The full set of entries should be repeated without a single change.
[[ Extracted information, beginning ]]
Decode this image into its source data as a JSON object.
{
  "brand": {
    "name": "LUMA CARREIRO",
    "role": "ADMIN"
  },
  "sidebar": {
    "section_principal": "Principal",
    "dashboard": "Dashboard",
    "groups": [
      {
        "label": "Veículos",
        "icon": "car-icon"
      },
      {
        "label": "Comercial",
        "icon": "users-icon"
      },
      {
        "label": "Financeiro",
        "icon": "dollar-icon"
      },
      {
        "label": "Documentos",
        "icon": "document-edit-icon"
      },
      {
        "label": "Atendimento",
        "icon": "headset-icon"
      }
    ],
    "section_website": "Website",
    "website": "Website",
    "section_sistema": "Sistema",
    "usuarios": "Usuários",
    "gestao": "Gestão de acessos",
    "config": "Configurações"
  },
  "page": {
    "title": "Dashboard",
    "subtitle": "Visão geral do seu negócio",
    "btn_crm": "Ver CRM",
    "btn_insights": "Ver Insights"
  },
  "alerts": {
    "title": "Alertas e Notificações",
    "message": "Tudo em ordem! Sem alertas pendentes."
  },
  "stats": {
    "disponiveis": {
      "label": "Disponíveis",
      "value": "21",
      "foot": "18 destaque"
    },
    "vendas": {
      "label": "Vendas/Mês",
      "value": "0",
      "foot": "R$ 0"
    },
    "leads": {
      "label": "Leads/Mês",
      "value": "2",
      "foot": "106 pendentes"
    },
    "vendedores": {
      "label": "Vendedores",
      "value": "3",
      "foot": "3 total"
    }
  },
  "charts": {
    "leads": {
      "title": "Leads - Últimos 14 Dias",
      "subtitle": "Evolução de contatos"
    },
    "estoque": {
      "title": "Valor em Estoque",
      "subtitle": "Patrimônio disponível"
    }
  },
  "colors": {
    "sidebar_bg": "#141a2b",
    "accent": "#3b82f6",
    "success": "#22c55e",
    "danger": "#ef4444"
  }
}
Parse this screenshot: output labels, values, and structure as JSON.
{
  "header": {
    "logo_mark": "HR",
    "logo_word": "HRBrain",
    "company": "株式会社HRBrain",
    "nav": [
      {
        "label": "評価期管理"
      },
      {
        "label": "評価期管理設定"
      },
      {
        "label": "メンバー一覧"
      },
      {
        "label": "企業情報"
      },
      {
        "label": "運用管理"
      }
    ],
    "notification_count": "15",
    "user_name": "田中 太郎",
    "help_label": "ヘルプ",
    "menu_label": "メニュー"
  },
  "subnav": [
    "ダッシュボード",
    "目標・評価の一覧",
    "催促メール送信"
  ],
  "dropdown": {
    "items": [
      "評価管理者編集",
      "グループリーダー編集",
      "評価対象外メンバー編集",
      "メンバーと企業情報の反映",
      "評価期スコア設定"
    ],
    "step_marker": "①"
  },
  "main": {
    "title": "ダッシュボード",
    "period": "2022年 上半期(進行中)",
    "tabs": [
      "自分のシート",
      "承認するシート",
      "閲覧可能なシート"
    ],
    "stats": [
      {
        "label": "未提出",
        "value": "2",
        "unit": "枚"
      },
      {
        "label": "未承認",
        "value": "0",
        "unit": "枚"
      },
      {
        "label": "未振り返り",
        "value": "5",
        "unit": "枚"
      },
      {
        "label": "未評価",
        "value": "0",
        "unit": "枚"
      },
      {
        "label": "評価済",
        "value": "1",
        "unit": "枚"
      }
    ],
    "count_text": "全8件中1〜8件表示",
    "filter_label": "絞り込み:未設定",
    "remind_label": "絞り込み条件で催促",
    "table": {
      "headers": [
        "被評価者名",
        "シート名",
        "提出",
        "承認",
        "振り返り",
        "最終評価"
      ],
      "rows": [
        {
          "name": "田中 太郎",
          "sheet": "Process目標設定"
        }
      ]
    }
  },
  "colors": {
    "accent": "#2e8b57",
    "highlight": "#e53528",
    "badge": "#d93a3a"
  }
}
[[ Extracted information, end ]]
Your solution >>
Decode this image into its source data as a JSON object.
{
  "brand": {
    "name": "LUMA CARREIRO",
    "role": "ADMIN"
  },
  "sidebar": {
    "section_principal": "Principal",
    "dashboard": "Dashboard",
    "groups": [
      {
        "label": "Veículos",
        "icon": "car-icon"
      },
      {
        "label": "Comercial",
        "icon": "users-icon"
      },
      {
        "label": "Financeiro",
        "icon": "dollar-icon"
      },
      {
        "label": "Documentos",
        "icon": "document-edit-icon"
      },
      {
        "label": "Atendimento",
        "icon": "headset-icon"
      }
    ],
    "section_website": "Website",
    "website": "Website",
    "section_sistema": "Sistema",
    "usuarios": "Usuários",
    "gestao": "Gestão de acessos",
    "config": "Configurações"
  },
  "page": {
    "title": "Dashboard",
    "subtitle": "Visão geral do seu negócio",
    "btn_crm": "Ver CRM",
    "btn_insights": "Ver Insights"
  },
  "alerts": {
    "title": "Alertas e Notificações",
    "message": "Tudo em ordem! Sem alertas pendentes."
  },
  "stats": {
    "disponiveis": {
      "label": "Disponíveis",
      "value": "21",
      "foot": "18 destaque"
    },
    "vendas": {
      "label": "Vendas/Mês",
      "value": "0",
      "foot": "R$ 0"
    },
    "leads": {
      "label": "Leads/Mês",
      "value": "2",
      "foot": "106 pendentes"
    },
    "vendedores": {
      "label": "Vendedores",
      "value": "3",
      "foot": "3 total"
    }
  },
  "charts": {
    "leads": {
      "title": "Leads - Últimos 14 Dias",
      "subtitle": "Evolução de contatos"
    },
    "estoque": {
      "title": "Valor em Estoque",
      "subtitle": "Patrimônio disponível"
    }
  },
  "colors": {
    "sidebar_bg": "#141a2b",
    "accent": "#3b82f6",
    "success": "#22c55e",
    "danger": "#ef4444"
  }
}
Parse this screenshot: output labels, values, and structure as JSON.
{
  "header": {
    "logo_mark": "HR",
    "logo_word": "HRBrain",
    "company": "株式会社HRBrain",
    "nav": [
      {
        "label": "評価期管理"
      },
      {
        "label": "評価期管理設定"
      },
      {
        "label": "メンバー一覧"
      },
      {
        "label": "企業情報"
      },
      {
        "label": "運用管理"
      }
    ],
    "notification_count": "15",
    "user_name": "田中 太郎",
    "help_label": "ヘルプ",
    "menu_label": "メニュー"
  },
  "subnav": [
    "ダッシュボード",
    "目標・評価の一覧",
    "催促メール送信"
  ],
  "dropdown": {
    "items": [
      "評価管理者編集",
      "グループリーダー編集",
      "評価対象外メンバー編集",
      "メンバーと企業情報の反映",
      "評価期スコア設定"
    ],
    "step_marker": "①"
  },
  "main": {
    "title": "ダッシュボード",
    "period": "2022年 上半期(進行中)",
    "tabs": [
      "自分のシート",
      "承認するシート",
      "閲覧可能なシート"
    ],
    "stats": [
      {
        "label": "未提出",
        "value": "2",
        "unit": "枚"
      },
      {
        "label": "未承認",
        "value": "0",
        "unit": "枚"
      },
      {
        "label": "未振り返り",
        "value": "5",
        "unit": "枚"
      },
      {
        "label": "未評価",
        "value": "0",
        "unit": "枚"
      },
      {
        "label": "評価済",
        "value": "1",
        "unit": "枚"
      }
    ],
    "count_text": "全8件中1〜8件表示",
    "filter_label": "絞り込み:未設定",
    "remind_label": "絞り込み条件で催促",
    "table": {
      "headers": [
        "被評価者名",
        "シート名",
        "提出",
        "承認",
        "振り返り",
        "最終評価"
      ],
      "rows": [
        {
          "name": "田中 太郎",
          "sheet": "Process目標設定"
        }
      ]
    }
  },
  "colors": {
    "accent": "#2e8b57",
    "highlight": "#e53528",
    "badge": "#d93a3a"
  }
}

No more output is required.